Child Support -- Maryland vs. the District of Columbia
There are key differences in child support in Maryland versus the District of Columbia. This may be important, because a separating spouse may have a choice where to move within the DC metropolitan area. What are some of the key differences?
Limits of Income to Which Guidelines Apply
Both Maryland and the District have child support guidelines. In the District, the guidelines apply if the combined family income is $240,000 or less. Therefore, if the wife makes $150,000, and the husband makes $50,000, the guidelines apply. The combined household income of $200,000 is within the guidelines limits.
In Maryland, the guidelines apply if the combined family income is $180,000 or less. Using the same facts, if the wife makes $150,000 and the husband makes $50,000, the guidelines won't apply. The combined household income of $200,000 is in excess of the guideline limits.
Duration of Support
In the District, child support is payable until age twenty one. (In contrast, the age of majority, when children are considered adults, is eighteen.)
In Maryland, child support is payable until age eighteen. However, if an eighteen-year-old child is still in high school, child support continues until that child graduates from high school or reaches the age of nineteen, whichever comes first. (A child reaches the age of majority in Maryland at age eighteen, whether or not that child is still in high school.)
Parties can always enter into a private contract for the payment and sharing of college expenses of their children. Such a contract is enforceable. But what if there is no private agreement?

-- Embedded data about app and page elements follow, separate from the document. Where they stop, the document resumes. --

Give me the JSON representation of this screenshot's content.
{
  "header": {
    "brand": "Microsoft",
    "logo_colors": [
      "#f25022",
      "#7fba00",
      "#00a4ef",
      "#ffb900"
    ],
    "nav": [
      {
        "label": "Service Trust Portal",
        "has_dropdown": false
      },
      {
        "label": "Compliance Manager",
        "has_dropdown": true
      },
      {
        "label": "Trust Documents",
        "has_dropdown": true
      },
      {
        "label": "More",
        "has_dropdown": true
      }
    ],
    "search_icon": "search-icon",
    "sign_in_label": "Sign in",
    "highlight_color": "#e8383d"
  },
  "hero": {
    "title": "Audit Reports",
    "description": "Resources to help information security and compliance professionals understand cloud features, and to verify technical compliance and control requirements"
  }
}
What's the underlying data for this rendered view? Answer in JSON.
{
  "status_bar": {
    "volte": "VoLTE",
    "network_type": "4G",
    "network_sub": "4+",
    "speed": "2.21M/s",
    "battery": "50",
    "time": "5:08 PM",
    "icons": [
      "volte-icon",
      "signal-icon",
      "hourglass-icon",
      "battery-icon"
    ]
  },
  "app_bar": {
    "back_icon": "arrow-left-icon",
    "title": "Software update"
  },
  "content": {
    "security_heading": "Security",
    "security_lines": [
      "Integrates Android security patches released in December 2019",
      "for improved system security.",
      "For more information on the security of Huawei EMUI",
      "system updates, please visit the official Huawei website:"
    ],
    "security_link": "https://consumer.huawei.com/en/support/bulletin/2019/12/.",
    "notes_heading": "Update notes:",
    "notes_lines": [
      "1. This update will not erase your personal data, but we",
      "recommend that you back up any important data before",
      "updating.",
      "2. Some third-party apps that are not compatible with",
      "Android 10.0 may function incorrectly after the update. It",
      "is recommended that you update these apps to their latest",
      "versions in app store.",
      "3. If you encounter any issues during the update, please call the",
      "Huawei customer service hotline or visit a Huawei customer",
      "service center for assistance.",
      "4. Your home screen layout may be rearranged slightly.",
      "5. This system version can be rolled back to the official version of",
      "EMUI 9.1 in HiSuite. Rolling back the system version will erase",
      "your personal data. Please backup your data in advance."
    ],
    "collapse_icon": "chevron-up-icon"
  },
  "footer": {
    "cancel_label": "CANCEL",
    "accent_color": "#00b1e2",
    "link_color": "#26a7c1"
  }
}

A court in the District can order the payment of college expenses as part of child support. It can do so because support continues for a child until age twenty-one, and a child might be attending college between the ages of eighteen and twenty-one.
Generally, a court in Maryland cannot order a parent to pay any portion of college expenses, since support ends at age eighteen or graduation from high school. Virtually no children are enrolled in college before the age of eighteen.
This is not legal advice. Please read our "disclaimer" to understand why this information is not a substitute for legal advice.